• Work instruction:
Produce all the records again exactly as they stand.

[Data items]
↓

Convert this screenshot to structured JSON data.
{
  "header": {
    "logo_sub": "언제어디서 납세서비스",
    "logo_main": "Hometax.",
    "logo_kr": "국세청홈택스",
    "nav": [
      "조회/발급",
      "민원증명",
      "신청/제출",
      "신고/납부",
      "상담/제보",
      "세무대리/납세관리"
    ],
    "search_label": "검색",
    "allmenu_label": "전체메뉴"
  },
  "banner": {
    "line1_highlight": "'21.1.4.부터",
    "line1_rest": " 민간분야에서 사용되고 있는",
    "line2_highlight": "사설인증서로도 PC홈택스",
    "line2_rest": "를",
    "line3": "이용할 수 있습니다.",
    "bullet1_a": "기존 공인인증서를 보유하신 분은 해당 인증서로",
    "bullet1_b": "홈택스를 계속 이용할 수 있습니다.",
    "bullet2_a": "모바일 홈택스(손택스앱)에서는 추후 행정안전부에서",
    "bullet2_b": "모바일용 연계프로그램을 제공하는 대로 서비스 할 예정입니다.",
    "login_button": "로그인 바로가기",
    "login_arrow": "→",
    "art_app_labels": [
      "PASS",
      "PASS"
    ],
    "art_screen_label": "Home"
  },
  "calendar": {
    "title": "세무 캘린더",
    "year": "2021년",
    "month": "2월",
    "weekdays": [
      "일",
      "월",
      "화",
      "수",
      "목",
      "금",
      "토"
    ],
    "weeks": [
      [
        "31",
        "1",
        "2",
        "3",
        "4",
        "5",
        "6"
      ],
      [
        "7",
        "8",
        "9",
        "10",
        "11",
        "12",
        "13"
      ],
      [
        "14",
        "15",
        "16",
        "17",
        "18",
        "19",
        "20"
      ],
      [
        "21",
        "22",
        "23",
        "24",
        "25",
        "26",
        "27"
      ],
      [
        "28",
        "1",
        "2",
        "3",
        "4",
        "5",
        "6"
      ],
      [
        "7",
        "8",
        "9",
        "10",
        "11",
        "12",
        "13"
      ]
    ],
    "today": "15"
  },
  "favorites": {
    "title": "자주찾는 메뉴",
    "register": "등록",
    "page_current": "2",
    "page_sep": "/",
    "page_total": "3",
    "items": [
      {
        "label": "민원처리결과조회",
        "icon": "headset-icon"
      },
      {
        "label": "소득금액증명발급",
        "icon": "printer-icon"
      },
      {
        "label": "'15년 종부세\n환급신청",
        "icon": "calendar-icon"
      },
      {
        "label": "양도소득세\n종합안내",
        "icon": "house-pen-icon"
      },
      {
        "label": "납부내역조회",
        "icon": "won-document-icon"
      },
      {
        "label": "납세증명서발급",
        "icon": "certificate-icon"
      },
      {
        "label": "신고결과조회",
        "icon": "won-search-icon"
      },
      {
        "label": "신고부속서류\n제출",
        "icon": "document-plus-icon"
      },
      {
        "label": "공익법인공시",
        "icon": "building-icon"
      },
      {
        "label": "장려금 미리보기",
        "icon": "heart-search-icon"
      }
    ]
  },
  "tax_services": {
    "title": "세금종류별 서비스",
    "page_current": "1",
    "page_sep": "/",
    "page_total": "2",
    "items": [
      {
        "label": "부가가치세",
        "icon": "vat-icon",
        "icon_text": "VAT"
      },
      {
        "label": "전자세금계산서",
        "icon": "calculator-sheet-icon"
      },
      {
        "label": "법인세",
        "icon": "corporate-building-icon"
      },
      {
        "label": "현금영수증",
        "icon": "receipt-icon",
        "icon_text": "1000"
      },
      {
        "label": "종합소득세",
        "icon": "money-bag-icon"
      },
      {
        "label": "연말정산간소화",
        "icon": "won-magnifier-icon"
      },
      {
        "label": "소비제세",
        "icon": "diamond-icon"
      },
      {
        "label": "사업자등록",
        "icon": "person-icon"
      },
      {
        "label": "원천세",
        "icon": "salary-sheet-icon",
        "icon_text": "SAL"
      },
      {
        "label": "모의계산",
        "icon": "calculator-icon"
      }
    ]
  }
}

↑

• Answer below:
Convert this screenshot to structured JSON data.
{
  "header": {
    "logo_sub": "언제어디서 납세서비스",
    "logo_main": "Hometax.",
    "logo_kr": "국세청홈택스",
    "nav": [
      "조회/발급",
      "민원증명",
      "신청/제출",
      "신고/납부",
      "상담/제보",
      "세무대리/납세관리"
    ],
    "search_label": "검색",
    "allmenu_label": "전체메뉴"
  },
  "banner": {
    "line1_highlight": "'21.1.4.부터",
    "line1_rest": " 민간분야에서 사용되고 있는",
    "line2_highlight": "사설인증서로도 PC홈택스",
    "line2_rest": "를",
    "line3": "이용할 수 있습니다.",
    "bullet1_a": "기존 공인인증서를 보유하신 분은 해당 인증서로",
    "bullet1_b": "홈택스를 계속 이용할 수 있습니다.",
    "bullet2_a": "모바일 홈택스(손택스앱)에서는 추후 행정안전부에서",
    "bullet2_b": "모바일용 연계프로그램을 제공하는 대로 서비스 할 예정입니다.",
    "login_button": "로그인 바로가기",
    "login_arrow": "→",
    "art_app_labels": [
      "PASS",
      "PASS"
    ],
    "art_screen_label": "Home"
  },
  "calendar": {
    "title": "세무 캘린더",
    "year": "2021년",
    "month": "2월",
    "weekdays": [
      "일",
      "월",
      "화",
      "수",
      "목",
      "금",
      "토"
    ],
    "weeks": [
      [
        "31",
        "1",
        "2",
        "3",
        "4",
        "5",
        "6"
      ],
      [
        "7",
        "8",
        "9",
        "10",
        "11",
        "12",
        "13"
      ],
      [
        "14",
        "15",
        "16",
        "17",
        "18",
        "19",
        "20"
      ],
      [
        "21",
        "22",
        "23",
        "24",
        "25",
        "26",
        "27"
      ],
      [
        "28",
        "1",
        "2",
        "3",
        "4",
        "5",
        "6"
      ],
      [
        "7",
        "8",
        "9",
        "10",
        "11",
        "12",
        "13"
      ]
    ],
    "today": "15"
  },
  "favorites": {
    "title": "자주찾는 메뉴",
    "register": "등록",
    "page_current": "2",
    "page_sep": "/",
    "page_total": "3",
    "items": [
      {
        "label": "민원처리결과조회",
        "icon": "headset-icon"
      },
      {
        "label": "소득금액증명발급",
        "icon": "printer-icon"
      },
      {
        "label": "'15년 종부세\n환급신청",
        "icon": "calendar-icon"
      },
      {
        "label": "양도소득세\n종합안내",
        "icon": "house-pen-icon"
      },
      {
        "label": "납부내역조회",
        "icon": "won-document-icon"
      },
      {
        "label": "납세증명서발급",
        "icon": "certificate-icon"
      },
      {
        "label": "신고결과조회",
        "icon": "won-search-icon"
      },
      {
        "label": "신고부속서류\n제출",
        "icon": "document-plus-icon"
      },
      {
        "label": "공익법인공시",
        "icon": "building-icon"
      },
      {
        "label": "장려금 미리보기",
        "icon": "heart-search-icon"
      }
    ]
  },
  "tax_services": {
    "title": "세금종류별 서비스",
    "page_current": "1",
    "page_sep": "/",
    "page_total": "2",
    "items": [
      {
        "label": "부가가치세",
        "icon": "vat-icon",
        "icon_text": "VAT"
      },
      {
        "label": "전자세금계산서",
        "icon": "calculator-sheet-icon"
      },
      {
        "label": "법인세",
        "icon": "corporate-building-icon"
      },
      {
        "label": "현금영수증",
        "icon": "receipt-icon",
        "icon_text": "1000"
      },
      {
        "label": "종합소득세",
        "icon": "money-bag-icon"
      },
      {
        "label": "연말정산간소화",
        "icon": "won-magnifier-icon"
      },
      {
        "label": "소비제세",
        "icon": "diamond-icon"
      },
      {
        "label": "사업자등록",
        "icon": "person-icon"
      },
      {
        "label": "원천세",
        "icon": "salary-sheet-icon",
        "icon_text": "SAL"
      },
      {
        "label": "모의계산",
        "icon": "calculator-icon"
      }
    ]
  }
}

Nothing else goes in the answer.